Write out every line below that includes the word "NURBS".

[SOURCE DATA — start]

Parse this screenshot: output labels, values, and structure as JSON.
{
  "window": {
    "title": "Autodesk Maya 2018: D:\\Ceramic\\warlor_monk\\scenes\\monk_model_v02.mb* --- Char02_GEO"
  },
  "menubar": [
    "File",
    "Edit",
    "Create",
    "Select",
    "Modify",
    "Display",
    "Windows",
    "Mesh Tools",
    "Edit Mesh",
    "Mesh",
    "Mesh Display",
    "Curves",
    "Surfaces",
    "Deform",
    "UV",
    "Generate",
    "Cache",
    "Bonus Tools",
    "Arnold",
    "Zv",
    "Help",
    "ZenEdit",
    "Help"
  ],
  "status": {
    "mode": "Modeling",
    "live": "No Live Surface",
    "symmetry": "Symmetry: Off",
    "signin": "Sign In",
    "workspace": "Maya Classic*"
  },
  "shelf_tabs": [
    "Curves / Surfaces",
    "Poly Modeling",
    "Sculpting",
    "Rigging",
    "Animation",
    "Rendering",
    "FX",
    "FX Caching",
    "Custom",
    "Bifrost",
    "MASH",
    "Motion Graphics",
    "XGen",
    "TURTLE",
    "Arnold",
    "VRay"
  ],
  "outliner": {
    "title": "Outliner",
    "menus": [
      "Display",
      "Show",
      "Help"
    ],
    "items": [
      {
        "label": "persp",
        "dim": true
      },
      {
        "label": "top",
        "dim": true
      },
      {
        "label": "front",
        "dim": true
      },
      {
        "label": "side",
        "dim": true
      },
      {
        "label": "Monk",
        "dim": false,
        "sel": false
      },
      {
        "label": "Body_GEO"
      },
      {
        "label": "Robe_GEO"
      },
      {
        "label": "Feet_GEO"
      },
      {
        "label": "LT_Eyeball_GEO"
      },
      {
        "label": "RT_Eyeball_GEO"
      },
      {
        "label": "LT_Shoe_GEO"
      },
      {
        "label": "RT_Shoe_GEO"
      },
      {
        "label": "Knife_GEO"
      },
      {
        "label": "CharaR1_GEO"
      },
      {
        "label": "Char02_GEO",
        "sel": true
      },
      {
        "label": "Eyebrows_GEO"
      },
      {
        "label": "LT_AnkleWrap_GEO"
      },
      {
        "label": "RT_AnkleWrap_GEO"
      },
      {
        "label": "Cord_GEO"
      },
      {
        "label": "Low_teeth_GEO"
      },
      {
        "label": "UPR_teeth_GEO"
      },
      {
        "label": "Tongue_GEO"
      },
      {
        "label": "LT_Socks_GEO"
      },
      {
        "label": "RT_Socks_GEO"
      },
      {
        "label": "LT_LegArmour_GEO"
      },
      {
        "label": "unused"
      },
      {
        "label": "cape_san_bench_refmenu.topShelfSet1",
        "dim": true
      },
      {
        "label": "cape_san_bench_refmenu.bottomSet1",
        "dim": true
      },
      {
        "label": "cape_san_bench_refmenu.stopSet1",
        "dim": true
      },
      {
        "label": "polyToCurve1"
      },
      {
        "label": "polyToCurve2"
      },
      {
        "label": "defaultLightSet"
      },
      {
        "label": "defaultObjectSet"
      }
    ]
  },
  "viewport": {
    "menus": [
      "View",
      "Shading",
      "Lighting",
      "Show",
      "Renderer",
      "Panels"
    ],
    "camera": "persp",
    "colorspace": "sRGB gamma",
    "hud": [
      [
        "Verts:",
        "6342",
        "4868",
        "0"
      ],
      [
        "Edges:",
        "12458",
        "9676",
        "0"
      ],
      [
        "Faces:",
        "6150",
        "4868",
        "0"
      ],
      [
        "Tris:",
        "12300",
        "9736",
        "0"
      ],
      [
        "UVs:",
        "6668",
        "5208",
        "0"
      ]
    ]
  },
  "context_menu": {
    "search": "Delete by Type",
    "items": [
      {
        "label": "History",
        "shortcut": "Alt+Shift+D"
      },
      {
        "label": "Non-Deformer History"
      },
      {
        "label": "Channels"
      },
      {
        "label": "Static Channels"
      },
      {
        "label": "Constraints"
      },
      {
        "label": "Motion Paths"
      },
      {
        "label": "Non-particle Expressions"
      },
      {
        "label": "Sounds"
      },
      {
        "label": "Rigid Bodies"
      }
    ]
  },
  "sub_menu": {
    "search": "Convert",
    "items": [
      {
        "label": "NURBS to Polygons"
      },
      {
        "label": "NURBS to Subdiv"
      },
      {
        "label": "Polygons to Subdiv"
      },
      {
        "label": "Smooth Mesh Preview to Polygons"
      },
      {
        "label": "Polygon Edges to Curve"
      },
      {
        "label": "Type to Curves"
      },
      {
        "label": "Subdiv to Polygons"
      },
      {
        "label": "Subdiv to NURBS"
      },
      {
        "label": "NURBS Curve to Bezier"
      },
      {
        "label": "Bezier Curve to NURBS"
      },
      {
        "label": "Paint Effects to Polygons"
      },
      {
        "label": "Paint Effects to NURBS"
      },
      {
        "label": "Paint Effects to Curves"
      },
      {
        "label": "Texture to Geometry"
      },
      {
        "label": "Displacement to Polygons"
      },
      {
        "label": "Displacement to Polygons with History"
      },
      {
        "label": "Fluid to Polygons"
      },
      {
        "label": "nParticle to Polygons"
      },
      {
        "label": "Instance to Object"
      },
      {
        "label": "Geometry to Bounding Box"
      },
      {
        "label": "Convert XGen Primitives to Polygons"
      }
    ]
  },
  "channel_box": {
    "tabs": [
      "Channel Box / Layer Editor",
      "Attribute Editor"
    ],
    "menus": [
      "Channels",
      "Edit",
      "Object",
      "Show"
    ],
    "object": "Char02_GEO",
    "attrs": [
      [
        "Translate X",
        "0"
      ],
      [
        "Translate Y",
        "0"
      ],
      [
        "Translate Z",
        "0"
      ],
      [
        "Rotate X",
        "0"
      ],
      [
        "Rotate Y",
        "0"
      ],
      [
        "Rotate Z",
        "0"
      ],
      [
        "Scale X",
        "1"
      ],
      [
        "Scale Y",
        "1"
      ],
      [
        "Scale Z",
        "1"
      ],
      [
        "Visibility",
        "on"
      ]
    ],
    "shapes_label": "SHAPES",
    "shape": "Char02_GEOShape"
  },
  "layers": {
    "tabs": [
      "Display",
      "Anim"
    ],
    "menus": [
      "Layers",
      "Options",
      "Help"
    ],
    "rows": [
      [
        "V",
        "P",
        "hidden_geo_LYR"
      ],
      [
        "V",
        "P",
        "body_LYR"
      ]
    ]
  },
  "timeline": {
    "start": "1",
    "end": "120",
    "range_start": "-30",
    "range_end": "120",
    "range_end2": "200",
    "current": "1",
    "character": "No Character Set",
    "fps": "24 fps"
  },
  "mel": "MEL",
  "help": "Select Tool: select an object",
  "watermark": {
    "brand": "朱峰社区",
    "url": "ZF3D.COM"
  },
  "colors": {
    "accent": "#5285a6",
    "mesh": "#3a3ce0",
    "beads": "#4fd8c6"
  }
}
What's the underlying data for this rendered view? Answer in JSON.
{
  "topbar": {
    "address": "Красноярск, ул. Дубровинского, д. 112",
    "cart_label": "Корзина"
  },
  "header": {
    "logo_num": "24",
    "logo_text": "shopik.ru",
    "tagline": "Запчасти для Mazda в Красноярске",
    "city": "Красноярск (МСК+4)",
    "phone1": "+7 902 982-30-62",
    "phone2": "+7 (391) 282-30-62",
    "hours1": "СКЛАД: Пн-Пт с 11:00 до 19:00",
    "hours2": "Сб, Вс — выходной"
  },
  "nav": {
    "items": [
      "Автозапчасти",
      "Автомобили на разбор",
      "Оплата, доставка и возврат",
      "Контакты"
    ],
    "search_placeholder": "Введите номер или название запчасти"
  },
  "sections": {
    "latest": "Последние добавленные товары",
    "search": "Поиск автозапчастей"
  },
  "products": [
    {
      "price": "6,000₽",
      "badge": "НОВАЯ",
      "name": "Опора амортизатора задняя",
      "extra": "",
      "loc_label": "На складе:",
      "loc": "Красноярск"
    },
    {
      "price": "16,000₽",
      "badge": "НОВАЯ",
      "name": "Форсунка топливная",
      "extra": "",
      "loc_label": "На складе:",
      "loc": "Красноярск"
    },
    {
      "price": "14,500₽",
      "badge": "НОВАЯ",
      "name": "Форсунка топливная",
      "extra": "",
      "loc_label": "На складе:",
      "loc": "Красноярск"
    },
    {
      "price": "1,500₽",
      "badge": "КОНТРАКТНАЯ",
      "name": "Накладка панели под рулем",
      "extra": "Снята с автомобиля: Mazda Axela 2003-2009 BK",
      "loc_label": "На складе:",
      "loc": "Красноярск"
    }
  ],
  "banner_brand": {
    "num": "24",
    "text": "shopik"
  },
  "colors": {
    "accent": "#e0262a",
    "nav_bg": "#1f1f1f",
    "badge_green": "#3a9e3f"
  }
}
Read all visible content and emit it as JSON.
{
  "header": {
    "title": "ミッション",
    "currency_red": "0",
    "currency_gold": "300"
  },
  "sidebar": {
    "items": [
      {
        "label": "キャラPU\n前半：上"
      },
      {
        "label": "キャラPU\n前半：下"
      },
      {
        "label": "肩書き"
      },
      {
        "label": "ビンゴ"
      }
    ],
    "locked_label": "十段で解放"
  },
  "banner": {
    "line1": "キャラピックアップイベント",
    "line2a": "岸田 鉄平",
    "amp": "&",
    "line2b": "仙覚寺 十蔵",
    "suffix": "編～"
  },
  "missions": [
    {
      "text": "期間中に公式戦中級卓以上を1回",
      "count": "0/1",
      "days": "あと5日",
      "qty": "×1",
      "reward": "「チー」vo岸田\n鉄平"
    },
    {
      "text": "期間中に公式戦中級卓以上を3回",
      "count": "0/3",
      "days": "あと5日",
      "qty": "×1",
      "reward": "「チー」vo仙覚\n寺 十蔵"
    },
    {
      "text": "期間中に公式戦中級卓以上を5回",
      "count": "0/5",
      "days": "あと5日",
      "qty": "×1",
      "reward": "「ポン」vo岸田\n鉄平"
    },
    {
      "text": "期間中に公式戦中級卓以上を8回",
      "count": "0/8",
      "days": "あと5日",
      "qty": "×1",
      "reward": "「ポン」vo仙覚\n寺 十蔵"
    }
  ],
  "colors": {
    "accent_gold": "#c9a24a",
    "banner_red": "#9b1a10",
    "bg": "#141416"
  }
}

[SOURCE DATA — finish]

▸ **THE ANSWER**
        "label": "NURBS to Polygons"
        "label": "NURBS to Subdiv"
        "label": "Subdiv to NURBS"
        "label": "NURBS Curve to Bezier"
        "label": "Bezier Curve to NURBS"
        "label": "Paint Effects to NURBS"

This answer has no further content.